By Doug Hare EBS Staff

BIG SKY – Ted McClanahan will be retiring in early September after 24 seasons with the wildland firefighting elite—the U.S. Forest Service Region 1 smokejumpers. As he tells it, it all started in 1992 with a conversation that he had while doing what he loves best: skiing.

An invitation from John Napton, then squad boss of the Helena Hotshots, to try out for his crew while hiking the ridge at Bridger Bowl changed his life. In 1995, after training in Missoula, he would become a rookie smokejumper.

Smokejumping has a long tradition in Montana, which McClanahan traces all the way back to the Great Fire of 1910, also known as the Big Burn. When 3 million acres burned across Washington, northern Idaho and western Montana, destroying towns and timber, the federal government began looking for better solutions to remote fire suppression.

“At that point in time, our ability to protect life and property in remote areas during wildfires was in the Fred Flintstone era,” McClanahan said. “Mule packing into backcountry with heavy equipment was a logistical nightmare.”

In 1940, under President Franklin D. Roosevelt, a smokejumping training program was founded near Seeley Lake, 60 miles outside of Missoula. The next month, Rufus Robinson and Earl Cooley made history when they jumped the Marten Creek fire in the Nez Perce National Forest in Idaho.

“Those guys are legends. They set the bar high, but the evolution of smokejumping since then has been a series of leaps and bounds,” said McClanahan, who served in the 82nd Airborne Division of the U.S. Army for four years after graduating from Washington State University.

McClanahan has trained eight rookie classes of Region 1 smokejumpers, so he understands the skills needed to be an effective rapid response for initial attack suppression in chaotic situations.

“With the improvements in the technology that we have access to, especially with parachutes, smokejumpers have been able to adapt and evolve our effectiveness at getting into tight spots with the right tools at the right time,” he said.

To become a smokejumper, you have to be technically proficient, physically capable and brave, but McClanahan emphasizes other qualities that are essential to modern day fire suppression. “Communication, leadership and teamwork,” he says with confidence. “I learned that from a lot of my badass women mentors.”

“You got to understand, we’re dropping into places we’ve never been before.

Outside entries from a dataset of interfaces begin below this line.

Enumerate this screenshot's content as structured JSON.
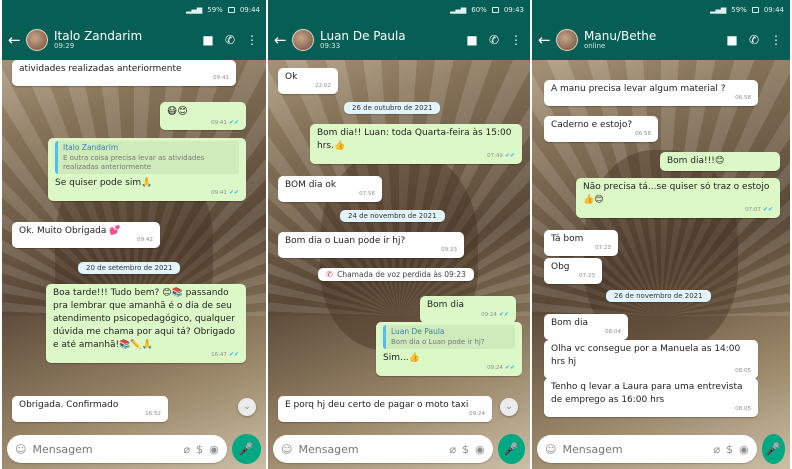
{
  "status": {
    "left_time": "09:44",
    "middle_time": "09:43",
    "right_time": "09:44",
    "left_battery": "59%",
    "middle_battery": "60%",
    "right_battery": "59%"
  },
  "chat1": {
    "name": "Italo Zandarim",
    "subtitle": "09:29",
    "m1": {
      "text": "atividades realizadas anteriormente",
      "time": "09:41"
    },
    "m2": {
      "text": "😷😊",
      "time": "09:41"
    },
    "m3": {
      "quote_name": "Italo Zandarim",
      "quote_text": "E outra coisa precisa levar as atividades realizadas anteriormente",
      "text": "Se quiser pode sim🙏",
      "time": "09:41"
    },
    "m4": {
      "text": "Ok. Muito Obrigada 💕",
      "time": "09:42"
    },
    "date1": "20 de setembro de 2021",
    "m5": {
      "text": "Boa tarde!!! Tudo bem? 😊📚 passando pra lembrar que amanhã é o dia de seu atendimento psicopedagógico, qualquer dúvida me chama por aqui tá? Obrigado e até amanhã!📚✏️🙏",
      "time": "16:47"
    },
    "m6": {
      "text": "Obrigada. Confirmado",
      "time": "16:52"
    },
    "placeholder": "Mensagem"
  },
  "chat2": {
    "name": "Luan De Paula",
    "subtitle": "09:33",
    "m1": {
      "text": "Ok",
      "time": "22:02"
    },
    "date1": "26 de outubro de 2021",
    "m2": {
      "text": "Bom dia!! Luan: toda Quarta-feira às 15:00 hrs.👍",
      "time": "07:49"
    },
    "m3": {
      "text": "BOM dia ok",
      "time": "07:56"
    },
    "date2": "24 de novembro de 2021",
    "m4": {
      "text": "Bom dia o Luan pode ir hj?",
      "time": "09:23"
    },
    "missed": "Chamada de voz perdida às 09:23",
    "m5": {
      "text": "Bom dia",
      "time": "09:24"
    },
    "m6": {
      "quote_name": "Luan De Paula",
      "quote_text": "Bom dia o Luan pode ir hj?",
      "text": "Sim...👍",
      "time": "09:24"
    },
    "m7": {
      "text": "E porq hj deu certo de pagar o moto taxi",
      "time": "09:24"
    },
    "placeholder": "Mensagem"
  },
  "chat3": {
    "name": "Manu/Bethe",
    "subtitle": "online",
    "m1": {
      "text": "A manu precisa levar algum material ?",
      "time": "06:58"
    },
    "m2": {
      "text": "Caderno e estojo?",
      "time": "06:58"
    },
    "m3": {
      "text": "Bom dia!!!😊",
      "time": ""
    },
    "m4": {
      "text": "Não precisa tá...se quiser só traz o estojo👍😊",
      "time": "07:07"
    },
    "m5": {
      "text": "Tá bom",
      "time": "07:23"
    },
    "m6": {
      "text": "Obg",
      "time": "07:23"
    },
    "date1": "26 de novembro de 2021",
    "m7": {
      "text": "Bom dia",
      "time": "08:04"
    },
    "m8": {
      "text": "Olha vc consegue por a Manuela as 14:00 hrs hj",
      "time": "08:05"
    },
    "m9": {
      "text": "Tenho q levar a Laura para uma entrevista de emprego as 16:00 hrs",
      "time": "08:05"
    },
    "placeholder": "Mensagem"
  },
  "icons": {
    "back": "←",
    "video": "■",
    "call": "✆",
    "menu": "⋮",
    "emoji": "☺",
    "attach": "⌀",
    "money": "$",
    "camera": "◉",
    "mic": "🎤",
    "down": "⌄",
    "tick": "✔✔",
    "missed_call": "✆"
  },
  "colors": {
    "header": "#075e54",
    "out_bubble": "#dcf8c6",
    "in_bubble": "#ffffff",
    "mic": "#00a884"
  }
}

In most cases, like the Miles City fire this July, we’re working with private landowners, ranchers on ATVs, local fire departments in dynamic, stressful situations. We call them urban-interface zones,” he said, referring to his role providing logistical support to the next generation of smokejumpers battling a part of the Lodgepole Complex fire.

That conflagration burned more than 270,000 acres and was one of the nation’s biggest during this wildfire season.

McClanahan is quick to concede that smokejumpers cannot do their job as effectively without local knowledge and support from local parties. “We have the technical knowledge that we need to communicate as effectively as possible, setting up viable strategies and forming instant teamwork networks. But first thing we do, we’re out there making friends.”

With a wry smile, McClanahan jokes that smokejumpers might be a government entity that actually works. “We strive to be a small, yet effective unit that works with and alongside citizens to protect life and value, and we continue to improve our methods. And we only show up when you need us.”

With approximately 440 smokejumpers currently in the U.S., McClanahan says that he thinks smokejumping is in good hands. Despite ongoing debates about the appropriateness of fire suppression as a core strategy, smokejumpers will continue to be on the front lines using whatever resources they have at their disposal to solve problems on a short timescale under pressure.

“That’s one thing you learn when you see a lot of fires up close—you learn how to pivot, how to adapt, how to evolve in rapidly changing circumstances,” he said.

With numerous wildfires currently burning in western Montana, Region 1 smokejumpers based out of Missoula, West Yellowstone and Grangeville, Idaho, will be on the front lines for the foreseeable future.

When asked about what he will miss most about jumping out of planes for a living, McClanahan says it will be the camaraderie. “Sure there is a sacrifice—being away for extended periods of time—but I’m lucky to be part of group of guys who,” he pauses and thinks, then says, “a group of guys who know how to get things done.”